‘Fire at Sea’ and ‘Life, Animated’
Three of the Best Documentary Feature nominees share the same issue: race in America. Ava DuVernay’s “13th” tells an alternative history of our country, looking at how racism has indeed been institutional, and even the overturning of slavery and Jim Crow laws didn’t stop powers from keeping America white. “I Am Not Your Negro” digs up passages by the great writer James Baldwin written during and after the Civil Rights Era, all to show how little has changed. “O.J.: Made in America” isn’t exclusively about race, but the story of O.J. Simpson, from his halcyon days through the Trial of the Century and the insane motel incident that actually threw him in jail, touches on that and much more besides.

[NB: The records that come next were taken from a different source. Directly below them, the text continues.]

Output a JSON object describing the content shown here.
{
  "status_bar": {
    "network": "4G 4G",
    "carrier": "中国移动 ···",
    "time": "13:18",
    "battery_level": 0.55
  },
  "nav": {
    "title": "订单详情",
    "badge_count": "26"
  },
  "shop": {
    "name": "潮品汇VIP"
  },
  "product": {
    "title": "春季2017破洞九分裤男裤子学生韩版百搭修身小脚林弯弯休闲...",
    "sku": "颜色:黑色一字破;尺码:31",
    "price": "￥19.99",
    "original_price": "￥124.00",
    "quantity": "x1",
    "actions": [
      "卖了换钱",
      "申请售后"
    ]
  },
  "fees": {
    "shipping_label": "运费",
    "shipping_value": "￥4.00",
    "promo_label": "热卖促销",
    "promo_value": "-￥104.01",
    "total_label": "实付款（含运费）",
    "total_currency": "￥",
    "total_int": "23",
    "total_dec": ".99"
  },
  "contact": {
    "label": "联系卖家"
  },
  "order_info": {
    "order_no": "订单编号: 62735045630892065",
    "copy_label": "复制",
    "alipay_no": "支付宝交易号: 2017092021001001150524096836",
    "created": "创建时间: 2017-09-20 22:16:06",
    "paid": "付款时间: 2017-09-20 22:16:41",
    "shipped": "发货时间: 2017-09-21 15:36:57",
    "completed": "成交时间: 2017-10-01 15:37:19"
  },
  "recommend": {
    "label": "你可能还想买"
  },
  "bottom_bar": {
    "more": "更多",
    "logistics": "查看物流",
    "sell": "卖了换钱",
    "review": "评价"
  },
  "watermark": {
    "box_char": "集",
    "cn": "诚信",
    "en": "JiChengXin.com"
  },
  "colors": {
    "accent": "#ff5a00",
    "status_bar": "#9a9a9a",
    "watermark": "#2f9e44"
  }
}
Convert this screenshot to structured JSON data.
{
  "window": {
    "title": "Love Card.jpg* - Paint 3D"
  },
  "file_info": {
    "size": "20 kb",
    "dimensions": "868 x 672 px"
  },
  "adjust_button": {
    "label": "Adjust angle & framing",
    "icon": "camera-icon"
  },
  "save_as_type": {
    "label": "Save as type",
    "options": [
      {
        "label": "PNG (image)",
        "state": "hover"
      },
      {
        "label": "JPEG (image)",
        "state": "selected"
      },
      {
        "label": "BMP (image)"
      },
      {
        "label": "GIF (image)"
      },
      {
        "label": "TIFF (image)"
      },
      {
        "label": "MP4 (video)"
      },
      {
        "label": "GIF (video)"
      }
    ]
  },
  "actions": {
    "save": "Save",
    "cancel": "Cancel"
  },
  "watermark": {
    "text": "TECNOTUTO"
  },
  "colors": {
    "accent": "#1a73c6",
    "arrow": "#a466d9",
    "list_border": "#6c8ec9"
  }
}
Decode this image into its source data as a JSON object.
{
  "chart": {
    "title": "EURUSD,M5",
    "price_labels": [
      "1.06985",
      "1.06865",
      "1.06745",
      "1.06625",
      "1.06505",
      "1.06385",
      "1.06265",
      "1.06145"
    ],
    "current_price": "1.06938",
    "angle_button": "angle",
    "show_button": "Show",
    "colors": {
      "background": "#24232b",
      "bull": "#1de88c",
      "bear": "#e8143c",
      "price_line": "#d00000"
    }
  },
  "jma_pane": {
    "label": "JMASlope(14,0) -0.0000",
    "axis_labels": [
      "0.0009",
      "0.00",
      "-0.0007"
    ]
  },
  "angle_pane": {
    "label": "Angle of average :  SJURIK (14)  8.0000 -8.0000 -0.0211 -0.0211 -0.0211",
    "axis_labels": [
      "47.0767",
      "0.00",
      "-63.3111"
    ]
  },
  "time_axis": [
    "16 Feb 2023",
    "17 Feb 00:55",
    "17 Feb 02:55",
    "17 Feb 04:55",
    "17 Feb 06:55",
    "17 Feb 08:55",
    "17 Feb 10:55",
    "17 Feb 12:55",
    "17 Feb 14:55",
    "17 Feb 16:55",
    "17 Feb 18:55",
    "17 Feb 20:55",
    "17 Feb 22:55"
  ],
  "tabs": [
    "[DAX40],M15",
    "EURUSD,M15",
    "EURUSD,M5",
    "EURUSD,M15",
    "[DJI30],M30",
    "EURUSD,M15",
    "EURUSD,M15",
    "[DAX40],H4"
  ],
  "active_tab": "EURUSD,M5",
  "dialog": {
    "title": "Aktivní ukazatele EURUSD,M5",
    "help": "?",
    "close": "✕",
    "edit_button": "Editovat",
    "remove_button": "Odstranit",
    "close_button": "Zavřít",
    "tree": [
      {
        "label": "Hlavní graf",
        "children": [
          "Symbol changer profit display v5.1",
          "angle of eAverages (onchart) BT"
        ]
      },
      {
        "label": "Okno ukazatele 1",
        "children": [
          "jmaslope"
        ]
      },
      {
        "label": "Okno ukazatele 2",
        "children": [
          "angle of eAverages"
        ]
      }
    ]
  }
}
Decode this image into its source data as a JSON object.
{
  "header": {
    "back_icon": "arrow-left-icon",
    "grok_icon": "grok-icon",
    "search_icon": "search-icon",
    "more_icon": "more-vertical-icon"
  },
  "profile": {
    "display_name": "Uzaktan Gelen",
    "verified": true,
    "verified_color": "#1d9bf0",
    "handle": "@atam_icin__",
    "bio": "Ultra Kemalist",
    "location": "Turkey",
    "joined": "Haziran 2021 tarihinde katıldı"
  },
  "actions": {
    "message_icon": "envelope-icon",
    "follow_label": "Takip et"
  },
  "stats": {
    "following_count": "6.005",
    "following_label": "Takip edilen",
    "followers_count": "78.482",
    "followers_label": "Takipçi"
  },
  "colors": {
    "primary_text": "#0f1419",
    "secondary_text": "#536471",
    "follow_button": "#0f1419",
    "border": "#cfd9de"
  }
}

That leaves two outliers. “Fire at Sea” tackles a timely issue, too: Filmed on the Mediterranean island of Lampedusa, it contains galvanizing footage of refugees who’ve wound up nearby, attempting to cross to Europe on sometimes rickety boats. That might have been why filmmaker Gianfranco Rosi traveled there, but the majority of the film is actually about the locals, chiefly a boy whose life has nothing to do with the horrors that make the news.
Subject-wise, “Life, Animated” offers the least pressing matter, although it’s still very pressing. It’s an intimate doc about a young man with autism who learned to communicate by watching Disney movies. The likes of “Aladdin” and “Peter Pan” allowed him to find a way to express himself, and when the filmmakers catch up with him, he’s finally moving out of his parents’ house and eking by on his own. We liked this very much.
‘Land of Mine’
Even if you haven’t seen the two biggest Foreign Language Film nominees — “Toni Erdmann” and “The Salesman” — you may have heard of them. “Toni Erdmann,” a near-three-hour German comedy that we swear is hilarious (and is our favorite film of last year), is about to get its inevitable Hollywood remake. Jack Nicholson will take on the eccentric father who terrorizes his workaholic daughter, to be played by Kristen Wiig. (We doubt the remake will be anywhere near three hours, much less have anything close to its specific serio-comic tone.) “The Salesman” made national news: Its filmmaker, Asghar Farhadi, will not be attending the ceremony, because the “Muslim ban” prevented visitors from Iran. Even after it was stayed, Farhadi said he would still not come, out of protest.
That leaves two films we’ve not seen (“A Man Called Ove” and “Tanna”) and one we have. “Land of Mine” unearths yet another under-told story about World War II, namely about the German soldiers who, immediately after the war, were forced to defuse the hundreds of thousands of landmines their army had buried along the Danish coast. It’s a movie about tolerance, in which a Danish sergeant learns to see Nazis as humans, too. And have you realized yet that the American title is a pun? We’re not huge fans of the film, despite some obvious merits.
Those 15 Oscar shorts
We broke this down already, so if you want to learn more about the minis nominated in the animated, live-action and documentary sections, go right here.
Follow Matt Prigge on Twitter @mattprigge